**What this task involves:** Copy out all of the data that follows, exactly as it appears.
*** Record set Section Begins ***
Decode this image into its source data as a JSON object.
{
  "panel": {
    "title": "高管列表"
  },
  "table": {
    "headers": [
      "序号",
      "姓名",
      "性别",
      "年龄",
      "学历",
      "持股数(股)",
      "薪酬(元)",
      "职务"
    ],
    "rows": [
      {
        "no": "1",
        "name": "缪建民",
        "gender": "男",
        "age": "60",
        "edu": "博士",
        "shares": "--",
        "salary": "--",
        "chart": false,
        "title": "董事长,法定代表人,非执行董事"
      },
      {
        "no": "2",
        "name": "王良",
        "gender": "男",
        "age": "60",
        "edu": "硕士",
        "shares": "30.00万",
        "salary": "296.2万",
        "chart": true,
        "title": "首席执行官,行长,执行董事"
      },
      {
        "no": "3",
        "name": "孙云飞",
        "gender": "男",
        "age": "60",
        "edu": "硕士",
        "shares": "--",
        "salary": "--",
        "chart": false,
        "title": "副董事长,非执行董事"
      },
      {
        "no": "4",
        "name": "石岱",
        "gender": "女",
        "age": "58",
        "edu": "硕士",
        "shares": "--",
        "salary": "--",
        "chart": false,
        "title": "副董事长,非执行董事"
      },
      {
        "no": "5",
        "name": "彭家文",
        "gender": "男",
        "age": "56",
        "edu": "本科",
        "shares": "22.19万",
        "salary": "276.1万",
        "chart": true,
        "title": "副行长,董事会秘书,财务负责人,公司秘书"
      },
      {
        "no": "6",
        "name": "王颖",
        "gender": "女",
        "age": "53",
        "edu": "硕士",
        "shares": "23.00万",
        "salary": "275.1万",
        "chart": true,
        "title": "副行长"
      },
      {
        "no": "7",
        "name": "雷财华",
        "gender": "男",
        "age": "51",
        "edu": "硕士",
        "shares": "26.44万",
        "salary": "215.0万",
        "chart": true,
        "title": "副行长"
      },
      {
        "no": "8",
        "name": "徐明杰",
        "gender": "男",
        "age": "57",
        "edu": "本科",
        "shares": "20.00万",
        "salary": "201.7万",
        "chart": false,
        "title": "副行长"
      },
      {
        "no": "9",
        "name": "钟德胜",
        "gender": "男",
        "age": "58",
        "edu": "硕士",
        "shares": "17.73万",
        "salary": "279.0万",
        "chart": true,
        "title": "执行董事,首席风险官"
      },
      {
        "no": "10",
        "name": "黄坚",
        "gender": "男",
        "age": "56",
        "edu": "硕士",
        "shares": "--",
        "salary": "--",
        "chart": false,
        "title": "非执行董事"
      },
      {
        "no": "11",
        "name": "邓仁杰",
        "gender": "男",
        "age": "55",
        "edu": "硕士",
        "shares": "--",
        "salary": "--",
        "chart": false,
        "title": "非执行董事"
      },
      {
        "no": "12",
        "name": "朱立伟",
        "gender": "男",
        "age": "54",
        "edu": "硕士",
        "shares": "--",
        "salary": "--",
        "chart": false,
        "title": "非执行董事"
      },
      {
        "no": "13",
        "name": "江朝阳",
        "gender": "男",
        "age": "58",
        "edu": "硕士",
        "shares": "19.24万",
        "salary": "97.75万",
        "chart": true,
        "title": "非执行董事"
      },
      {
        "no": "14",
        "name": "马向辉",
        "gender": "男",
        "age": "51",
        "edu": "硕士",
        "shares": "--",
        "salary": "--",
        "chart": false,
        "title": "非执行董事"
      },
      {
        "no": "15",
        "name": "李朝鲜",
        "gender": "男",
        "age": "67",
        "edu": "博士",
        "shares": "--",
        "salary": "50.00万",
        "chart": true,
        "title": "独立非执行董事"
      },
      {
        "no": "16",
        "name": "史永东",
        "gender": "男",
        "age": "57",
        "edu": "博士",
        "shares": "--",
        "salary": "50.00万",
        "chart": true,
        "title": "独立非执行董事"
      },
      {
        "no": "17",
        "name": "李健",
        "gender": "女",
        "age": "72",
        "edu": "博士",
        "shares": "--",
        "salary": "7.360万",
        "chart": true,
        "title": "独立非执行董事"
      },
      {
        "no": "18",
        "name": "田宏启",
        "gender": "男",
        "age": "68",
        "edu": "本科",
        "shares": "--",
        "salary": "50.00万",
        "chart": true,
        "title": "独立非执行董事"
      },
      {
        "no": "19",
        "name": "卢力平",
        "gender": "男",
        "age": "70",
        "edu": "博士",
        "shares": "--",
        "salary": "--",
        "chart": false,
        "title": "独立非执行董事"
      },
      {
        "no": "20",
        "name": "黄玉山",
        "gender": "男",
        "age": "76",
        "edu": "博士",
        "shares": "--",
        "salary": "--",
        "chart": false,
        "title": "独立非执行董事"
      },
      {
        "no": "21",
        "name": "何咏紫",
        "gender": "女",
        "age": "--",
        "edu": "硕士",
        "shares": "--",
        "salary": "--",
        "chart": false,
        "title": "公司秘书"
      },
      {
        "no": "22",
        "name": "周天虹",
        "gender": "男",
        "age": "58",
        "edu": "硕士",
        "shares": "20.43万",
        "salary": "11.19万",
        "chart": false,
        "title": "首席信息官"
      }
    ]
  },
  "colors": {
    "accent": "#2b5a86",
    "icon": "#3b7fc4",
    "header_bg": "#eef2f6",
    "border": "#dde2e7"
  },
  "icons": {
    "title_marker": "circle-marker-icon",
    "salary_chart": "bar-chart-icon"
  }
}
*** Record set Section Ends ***
**Task result:**
Decode this image into its source data as a JSON object.
{
  "panel": {
    "title": "高管列表"
  },
  "table": {
    "headers": [
      "序号",
      "姓名",
      "性别",
      "年龄",
      "学历",
      "持股数(股)",
      "薪酬(元)",
      "职务"
    ],
    "rows": [
      {
        "no": "1",
        "name": "缪建民",
        "gender": "男",
        "age": "60",
        "edu": "博士",
        "shares": "--",
        "salary": "--",
        "chart": false,
        "title": "董事长,法定代表人,非执行董事"
      },
      {
        "no": "2",
        "name": "王良",
        "gender": "男",
        "age": "60",
        "edu": "硕士",
        "shares": "30.00万",
        "salary": "296.2万",
        "chart": true,
        "title": "首席执行官,行长,执行董事"
      },
      {
        "no": "3",
        "name": "孙云飞",
        "gender": "男",
        "age": "60",
        "edu": "硕士",
        "shares": "--",
        "salary": "--",
        "chart": false,
        "title": "副董事长,非执行董事"
      },
      {
        "no": "4",
        "name": "石岱",
        "gender": "女",
        "age": "58",
        "edu": "硕士",
        "shares": "--",
        "salary": "--",
        "chart": false,
        "title": "副董事长,非执行董事"
      },
      {
        "no": "5",
        "name": "彭家文",
        "gender": "男",
        "age": "56",
        "edu": "本科",
        "shares": "22.19万",
        "salary": "276.1万",
        "chart": true,
        "title": "副行长,董事会秘书,财务负责人,公司秘书"
      },
      {
        "no": "6",
        "name": "王颖",
        "gender": "女",
        "age": "53",
        "edu": "硕士",
        "shares": "23.00万",
        "salary": "275.1万",
        "chart": true,
        "title": "副行长"
      },
      {
        "no": "7",
        "name": "雷财华",
        "gender": "男",
        "age": "51",
        "edu": "硕士",
        "shares": "26.44万",
        "salary": "215.0万",
        "chart": true,
        "title": "副行长"
      },
      {
        "no": "8",
        "name": "徐明杰",
        "gender": "男",
        "age": "57",
        "edu": "本科",
        "shares": "20.00万",
        "salary": "201.7万",
        "chart": false,
        "title": "副行长"
      },
      {
        "no": "9",
        "name": "钟德胜",
        "gender": "男",
        "age": "58",
        "edu": "硕士",
        "shares": "17.73万",
        "salary": "279.0万",
        "chart": true,
        "title": "执行董事,首席风险官"
      },
      {
        "no": "10",
        "name": "黄坚",
        "gender": "男",
        "age": "56",
        "edu": "硕士",
        "shares": "--",
        "salary": "--",
        "chart": false,
        "title": "非执行董事"
      },
      {
        "no": "11",
        "name": "邓仁杰",
        "gender": "男",
        "age": "55",
        "edu": "硕士",
        "shares": "--",
        "salary": "--",
        "chart": false,
        "title": "非执行董事"
      },
      {
        "no": "12",
        "name": "朱立伟",
        "gender": "男",
        "age": "54",
        "edu": "硕士",
        "shares": "--",
        "salary": "--",
        "chart": false,
        "title": "非执行董事"
      },
      {
        "no": "13",
        "name": "江朝阳",
        "gender": "男",
        "age": "58",
        "edu": "硕士",
        "shares": "19.24万",
        "salary": "97.75万",
        "chart": true,
        "title": "非执行董事"
      },
      {
        "no": "14",
        "name": "马向辉",
        "gender": "男",
        "age": "51",
        "edu": "硕士",
        "shares": "--",
        "salary": "--",
        "chart": false,
        "title": "非执行董事"
      },
      {
        "no": "15",
        "name": "李朝鲜",
        "gender": "男",
        "age": "67",
        "edu": "博士",
        "shares": "--",
        "salary": "50.00万",
        "chart": true,
        "title": "独立非执行董事"
      },
      {
        "no": "16",
        "name": "史永东",
        "gender": "男",
        "age": "57",
        "edu": "博士",
        "shares": "--",
        "salary": "50.00万",
        "chart": true,
        "title": "独立非执行董事"
      },
      {
        "no": "17",
        "name": "李健",
        "gender": "女",
        "age": "72",
        "edu": "博士",
        "shares": "--",
        "salary": "7.360万",
        "chart": true,
        "title": "独立非执行董事"
      },
      {
        "no": "18",
        "name": "田宏启",
        "gender": "男",
        "age": "68",
        "edu": "本科",
        "shares": "--",
        "salary": "50.00万",
        "chart": true,
        "title": "独立非执行董事"
      },
      {
        "no": "19",
        "name": "卢力平",
        "gender": "男",
        "age": "70",
        "edu": "博士",
        "shares": "--",
        "salary": "--",
        "chart": false,
        "title": "独立非执行董事"
      },
      {
        "no": "20",
        "name": "黄玉山",
        "gender": "男",
        "age": "76",
        "edu": "博士",
        "shares": "--",
        "salary": "--",
        "chart": false,
        "title": "独立非执行董事"
      },
      {
        "no": "21",
        "name": "何咏紫",
        "gender": "女",
        "age": "--",
        "edu": "硕士",
        "shares": "--",
        "salary": "--",
        "chart": false,
        "title": "公司秘书"
      },
      {
        "no": "22",
        "name": "周天虹",
        "gender": "男",
        "age": "58",
        "edu": "硕士",
        "shares": "20.43万",
        "salary": "11.19万",
        "chart": false,
        "title": "首席信息官"
      }
    ]
  },
  "colors": {
    "accent": "#2b5a86",
    "icon": "#3b7fc4",
    "header_bg": "#eef2f6",
    "border": "#dde2e7"
  },
  "icons": {
    "title_marker": "circle-marker-icon",
    "salary_chart": "bar-chart-icon"
  }
}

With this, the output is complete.